    One who played on the JV team was Solomon Maimon, later to be the rabbi of Congregation Sephardic Bikur Holim, but in those days just a high school boy who was called Sol Maimon. More than 75 years later Rabbi Maimon recalls one of the JV games that he played in, about the year 1935, in which they were playing their rival, Franklin HS. On the Franklin basketball team was one of their star athletes, Frederick Charles “Hutch” Hutchinson.

    Like many outstanding athletes Hutch played a number of different sports at highly competitive levels, including basketball and of course baseball, playing all over the baseball field at different times during his career at Franklin as: catcher, pitcher, first baseman and outfielder. In addition, he was so good at baseball that he played on two American Legion teams, for Gibson’s Carpet Cleaners and Palace Fish (owned by the Alhadeff family from Cong. Ezra Bessaroth). He went on to play with the Seattle Rainiers minor league team and then pitched for the Detroit Tigers over a 10-year career. Hutch was named manager of the Tigers when he was 32 years old, serving as both a player (pitcher) and manager. At the end of his stint with the Tigers he continued as a manager, of both the St. Louis Cardinals and the Cincinnati Red.
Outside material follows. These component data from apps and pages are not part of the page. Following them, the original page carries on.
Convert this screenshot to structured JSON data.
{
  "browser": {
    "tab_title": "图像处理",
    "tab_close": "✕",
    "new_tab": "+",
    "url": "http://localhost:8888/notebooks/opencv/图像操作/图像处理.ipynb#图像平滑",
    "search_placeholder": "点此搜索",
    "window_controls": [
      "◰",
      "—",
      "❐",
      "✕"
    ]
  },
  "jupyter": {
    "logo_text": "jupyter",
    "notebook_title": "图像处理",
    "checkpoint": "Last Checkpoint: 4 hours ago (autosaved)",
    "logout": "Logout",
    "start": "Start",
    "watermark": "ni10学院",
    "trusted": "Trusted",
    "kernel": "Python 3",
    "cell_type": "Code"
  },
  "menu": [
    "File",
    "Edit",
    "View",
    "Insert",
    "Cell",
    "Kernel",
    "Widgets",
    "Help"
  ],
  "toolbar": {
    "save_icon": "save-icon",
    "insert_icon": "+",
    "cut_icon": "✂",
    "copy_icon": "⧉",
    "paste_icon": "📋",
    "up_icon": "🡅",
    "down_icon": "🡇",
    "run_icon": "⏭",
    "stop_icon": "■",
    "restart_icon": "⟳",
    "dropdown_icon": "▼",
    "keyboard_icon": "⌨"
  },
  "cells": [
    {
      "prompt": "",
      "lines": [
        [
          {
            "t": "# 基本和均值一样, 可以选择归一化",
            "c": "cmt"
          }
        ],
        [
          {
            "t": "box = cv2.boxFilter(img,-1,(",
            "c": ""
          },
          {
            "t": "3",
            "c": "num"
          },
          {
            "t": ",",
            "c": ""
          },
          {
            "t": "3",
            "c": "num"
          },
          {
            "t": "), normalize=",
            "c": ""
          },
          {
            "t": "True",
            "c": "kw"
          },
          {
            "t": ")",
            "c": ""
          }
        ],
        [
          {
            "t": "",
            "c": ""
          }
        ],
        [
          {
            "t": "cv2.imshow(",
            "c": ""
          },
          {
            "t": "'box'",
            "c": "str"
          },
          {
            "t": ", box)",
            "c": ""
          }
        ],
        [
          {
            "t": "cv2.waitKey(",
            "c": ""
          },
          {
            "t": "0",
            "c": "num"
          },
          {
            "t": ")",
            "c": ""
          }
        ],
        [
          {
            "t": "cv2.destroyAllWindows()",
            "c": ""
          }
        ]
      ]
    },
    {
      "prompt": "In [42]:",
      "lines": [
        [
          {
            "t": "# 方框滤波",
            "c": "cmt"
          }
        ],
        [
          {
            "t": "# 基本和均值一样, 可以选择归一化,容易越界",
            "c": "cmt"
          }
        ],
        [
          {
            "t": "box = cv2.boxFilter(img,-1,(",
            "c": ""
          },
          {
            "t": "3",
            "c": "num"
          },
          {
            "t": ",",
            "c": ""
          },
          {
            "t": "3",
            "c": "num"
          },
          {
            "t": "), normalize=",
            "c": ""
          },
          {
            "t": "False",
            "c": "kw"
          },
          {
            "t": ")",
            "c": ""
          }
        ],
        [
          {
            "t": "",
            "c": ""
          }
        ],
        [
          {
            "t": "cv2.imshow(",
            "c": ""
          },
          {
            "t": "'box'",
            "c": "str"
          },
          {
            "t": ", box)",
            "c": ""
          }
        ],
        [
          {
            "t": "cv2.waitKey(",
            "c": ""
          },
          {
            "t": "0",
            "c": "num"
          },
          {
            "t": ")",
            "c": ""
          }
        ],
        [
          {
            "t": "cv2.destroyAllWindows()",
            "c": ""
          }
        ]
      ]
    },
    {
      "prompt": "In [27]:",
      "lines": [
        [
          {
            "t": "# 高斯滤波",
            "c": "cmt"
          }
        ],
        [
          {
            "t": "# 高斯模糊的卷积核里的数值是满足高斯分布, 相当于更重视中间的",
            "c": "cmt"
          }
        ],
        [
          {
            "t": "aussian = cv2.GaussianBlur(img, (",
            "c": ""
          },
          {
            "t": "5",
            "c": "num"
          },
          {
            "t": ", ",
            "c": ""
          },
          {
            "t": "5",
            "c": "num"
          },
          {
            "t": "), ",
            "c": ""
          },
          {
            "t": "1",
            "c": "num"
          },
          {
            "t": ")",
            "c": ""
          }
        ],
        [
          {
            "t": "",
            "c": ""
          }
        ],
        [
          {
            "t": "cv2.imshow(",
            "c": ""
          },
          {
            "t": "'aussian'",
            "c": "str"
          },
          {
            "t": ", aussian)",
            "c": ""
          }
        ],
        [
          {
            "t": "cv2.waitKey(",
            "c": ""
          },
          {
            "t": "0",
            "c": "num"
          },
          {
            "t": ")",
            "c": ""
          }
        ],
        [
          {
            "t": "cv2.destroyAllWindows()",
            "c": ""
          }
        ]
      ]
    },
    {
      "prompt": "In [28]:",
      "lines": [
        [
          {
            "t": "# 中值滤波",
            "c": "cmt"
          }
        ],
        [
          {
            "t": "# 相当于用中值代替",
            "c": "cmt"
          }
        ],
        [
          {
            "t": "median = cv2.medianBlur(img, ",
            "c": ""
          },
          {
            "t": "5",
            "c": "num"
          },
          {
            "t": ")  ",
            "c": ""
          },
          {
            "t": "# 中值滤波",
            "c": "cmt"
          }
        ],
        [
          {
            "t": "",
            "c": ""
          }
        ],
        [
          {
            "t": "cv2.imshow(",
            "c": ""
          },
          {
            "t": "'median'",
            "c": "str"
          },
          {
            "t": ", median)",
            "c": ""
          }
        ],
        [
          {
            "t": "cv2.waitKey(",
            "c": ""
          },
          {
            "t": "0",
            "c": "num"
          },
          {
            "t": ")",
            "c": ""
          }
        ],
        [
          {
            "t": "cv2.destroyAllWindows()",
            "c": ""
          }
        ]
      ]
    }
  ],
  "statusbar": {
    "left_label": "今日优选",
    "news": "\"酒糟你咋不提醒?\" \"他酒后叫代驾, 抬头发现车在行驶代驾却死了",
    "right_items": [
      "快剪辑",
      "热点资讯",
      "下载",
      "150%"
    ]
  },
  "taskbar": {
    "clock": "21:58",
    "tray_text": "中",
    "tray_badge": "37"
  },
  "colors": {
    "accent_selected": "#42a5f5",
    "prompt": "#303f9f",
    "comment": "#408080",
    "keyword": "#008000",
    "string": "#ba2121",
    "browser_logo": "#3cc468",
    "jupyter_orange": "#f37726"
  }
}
    Hutch’s 1961 Reds team won the National League pennant, but lost in the World Series. The Reds were contending again in 1964, when Hutchinson was diagnosed with lung cancer and died that same year. The following year, Hutch’s brother, Dr. Bill Hutchinson, a renowned surgeon, helped to create the Fred Hutchinson Cancer Center as a division of the Pacific Northwest Research Foundation. Since its inception the Hutch has attained an international reputation for its cancer research and advanced cancer treatment and has help to save hundreds of thousands of lives.

    Now we will get back to that JV basketball game between Garfield and Franklin in 1935. As Sol Maimon was going for the ball, Hutch was going for it too, and hit Sol in the leg. Sol didn’t care who it was that struck him, he wasn’t going to take it, so he hit Hutch back on his leg. They continued playing the game with no foul being called. One player went on to become the most famous sports and baseball star that Seattle produced, and the other to be the longest practicing rabbi that Seattle has produced.
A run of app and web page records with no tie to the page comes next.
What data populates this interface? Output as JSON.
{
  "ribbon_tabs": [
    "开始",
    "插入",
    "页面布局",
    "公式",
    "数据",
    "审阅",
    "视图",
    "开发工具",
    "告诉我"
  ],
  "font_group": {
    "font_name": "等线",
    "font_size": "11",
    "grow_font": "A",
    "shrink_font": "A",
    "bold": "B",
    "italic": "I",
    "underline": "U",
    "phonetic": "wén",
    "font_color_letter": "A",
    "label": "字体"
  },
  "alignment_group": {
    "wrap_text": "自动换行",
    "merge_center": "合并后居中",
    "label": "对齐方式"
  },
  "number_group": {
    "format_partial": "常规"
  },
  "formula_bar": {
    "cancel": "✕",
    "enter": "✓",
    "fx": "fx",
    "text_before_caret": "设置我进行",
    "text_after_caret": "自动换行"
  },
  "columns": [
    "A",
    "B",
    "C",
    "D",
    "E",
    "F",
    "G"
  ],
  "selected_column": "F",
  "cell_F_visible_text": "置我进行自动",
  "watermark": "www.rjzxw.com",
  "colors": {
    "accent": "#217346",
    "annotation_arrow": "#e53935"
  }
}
Leave a Reply

This site uses Akismet to reduce spam. Learn how your comment data is processed.